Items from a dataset
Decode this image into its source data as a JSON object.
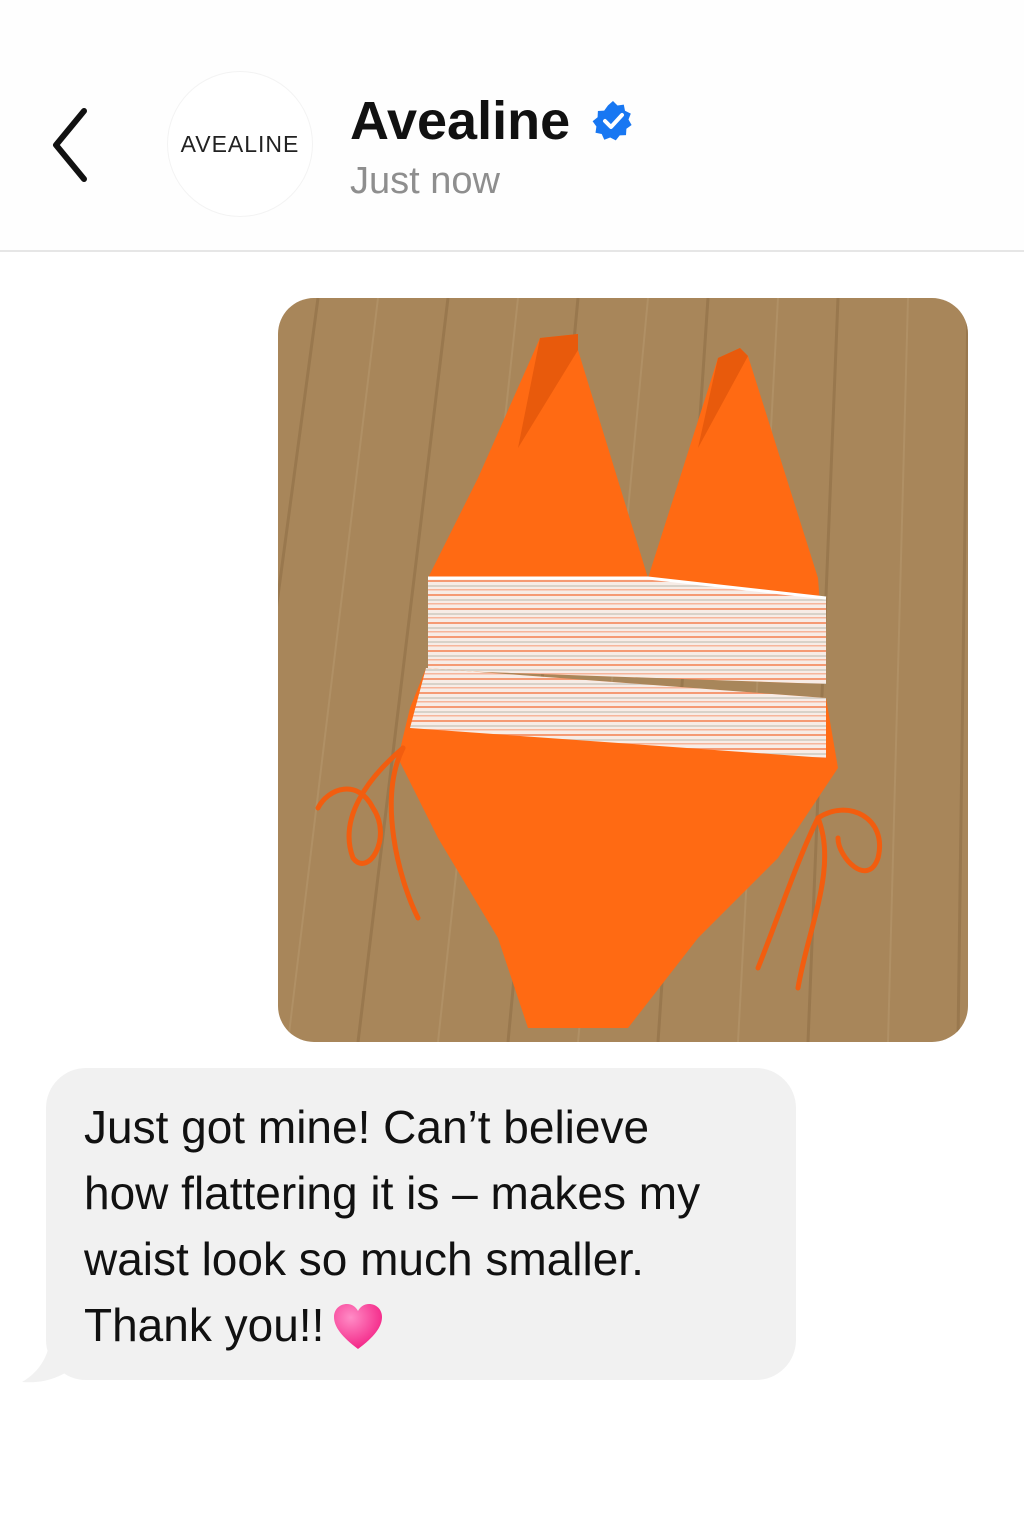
{
  "header": {
    "back_label": "back",
    "avatar_text": "AVEALINE",
    "contact_name": "Avealine",
    "status": "Just now",
    "verified_color": "#1877f2"
  },
  "messages": [
    {
      "type": "image",
      "direction": "outgoing",
      "image_description_icon": "orange-bikini-photo"
    },
    {
      "type": "text",
      "direction": "incoming",
      "text": "Just got mine! Can’t believe\nhow flattering it is – makes my\nwaist look so much smaller.\nThank you!!",
      "emoji_icon": "pink-heart-icon"
    }
  ],
  "colors": {
    "incoming_bubble": "#f1f1f1",
    "swimsuit": "#ff6a13",
    "wood": "#a8865a",
    "heart": "#ff3f9e"
  }
}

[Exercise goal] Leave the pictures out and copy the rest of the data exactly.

[Exercise output]
Decode this image into its source data as a JSON object.
{
  "header": {
    "back_label": "back",
    "avatar_text": "AVEALINE",
    "contact_name": "Avealine",
    "status": "Just now",
    "verified_color": "#1877f2"
  },
  "messages": [
    {
      "type": "image",
      "direction": "outgoing",
      "image_description_icon": "orange-bikini-photo"
    },
    {
      "type": "text",
      "direction": "incoming",
      "text": "Just got mine! Can’t believe\nhow flattering it is – makes my\nwaist look so much smaller.\nThank you!!",
      "emoji_icon": "pink-heart-icon"
    }
  ],
  "colors": {
    "incoming_bubble": "#f1f1f1",
    "swimsuit": "#ff6a13",
    "wood": "#a8865a",
    "heart": "#ff3f9e"
  }
}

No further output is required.